Still No Timeline for Massachusetts Adult-Use Cannabis Sales

Still No Timeline for Massachusetts Adult-Use Cannabis Sales

The Cannabis Control Commission meets again July 26, but there’s no sign that sales will begin anytime soon.

Subscribe
July 26, 2018

The Massachusetts Cannabis Control Commission will push the state’s adult-use cannabis market a few steps closer to reality at its July 26 afternoon meeting.

Still, though, there are no immediate plans to begin adult-use sales in Massachusetts. The anticipated July 1 start date has come and gone.

Seven license applications are on the table for approval at the July 26 meeting: three for Alternative Therapies Group (cultivation, retail and manufacturing) and four for New England Treatment Access (NETA) (cultivation, two retail locations and manufacturing). 

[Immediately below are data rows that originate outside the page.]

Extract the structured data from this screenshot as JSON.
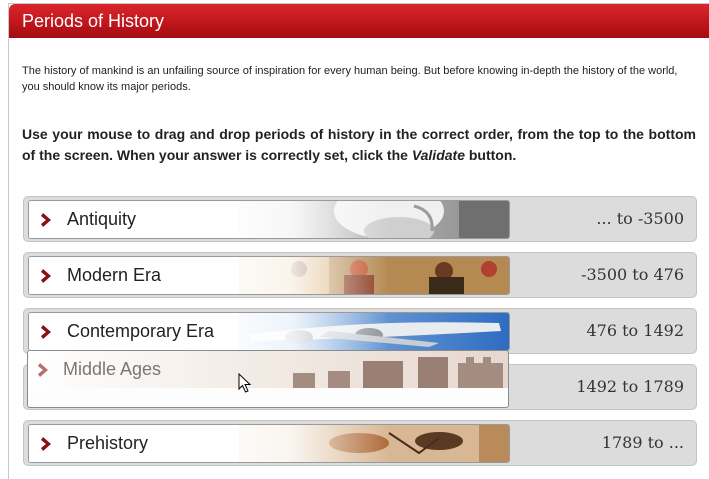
{
  "header": {
    "title": "Periods of History"
  },
  "intro": "The history of mankind is an unfailing source of inspiration for every human being. But before knowing in-depth the history of the world, you should know its major periods.",
  "instructions": {
    "before": "Use your mouse to drag and drop periods of history in the correct order, from the top to the bottom of the screen. When your answer is correctly set, click the ",
    "emphasis": "Validate",
    "after": " button."
  },
  "rows": [
    {
      "period": "Antiquity",
      "range": "... to -3500"
    },
    {
      "period": "Modern Era",
      "range": "-3500 to 476"
    },
    {
      "period": "Contemporary Era",
      "range": "476 to 1492"
    },
    {
      "period": "",
      "range": "1492 to 1789"
    },
    {
      "period": "Prehistory",
      "range": "1789 to ..."
    }
  ],
  "dragging": {
    "period": "Middle Ages"
  },
  "colors": {
    "header_red": "#c0161c",
    "chevron": "#8b1010",
    "row_bg": "#dcdcdc"
  }
}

So far, only one dispensary has been granted an adult-use retail license: Cultivate, located in Leicester, Mass.

Boston.com spoke with Sam Barber, the president of Cultivate, who—not once, but twice—insisted that he can’t predict when adult-use sales will begin in Massachusetts: “I don’t want to put a date on it,” he said, adding, later, “I can’t give you the date.” 

The problem is that the Cannabis Control Commission has not yet granted a license to an independent testing lab. All adult-use cannabis products must be tested and approved by a laboratory before hitting the shelves and being sold to consumers.

But that’s not for lack of trying. The commission has prioritized testing lab license applications received on or before Aug. 1; those complete applications will be “taken out of order” and fast-tracked.

As of the commission’s last public meeting on July 12, one testing lab had submitted a complete application, according to a commission spokesperson. From there, the process involves a background check on the applicant’s (conducted by a state contractor) and confirmation from the applicant’s “host municipality” that the business meets all local bylaws and ordinances.

Once the testing lab applicant achieves those steps, the commission will add it to the agenda of a future meeting.

“The Commission is not making specific information available on pending license applications and has 90 days to issue a provisional license or deny it [once those preliminary steps are taken],” the spokesperson wrote in an email to Cannabis Dispensary.

The state currently lists three independent testing labs with medical cannabis licenses: ProVerde Laboratories, MCR Labs and CDX Analytics. 

Top photo courtesy of Adobe Stock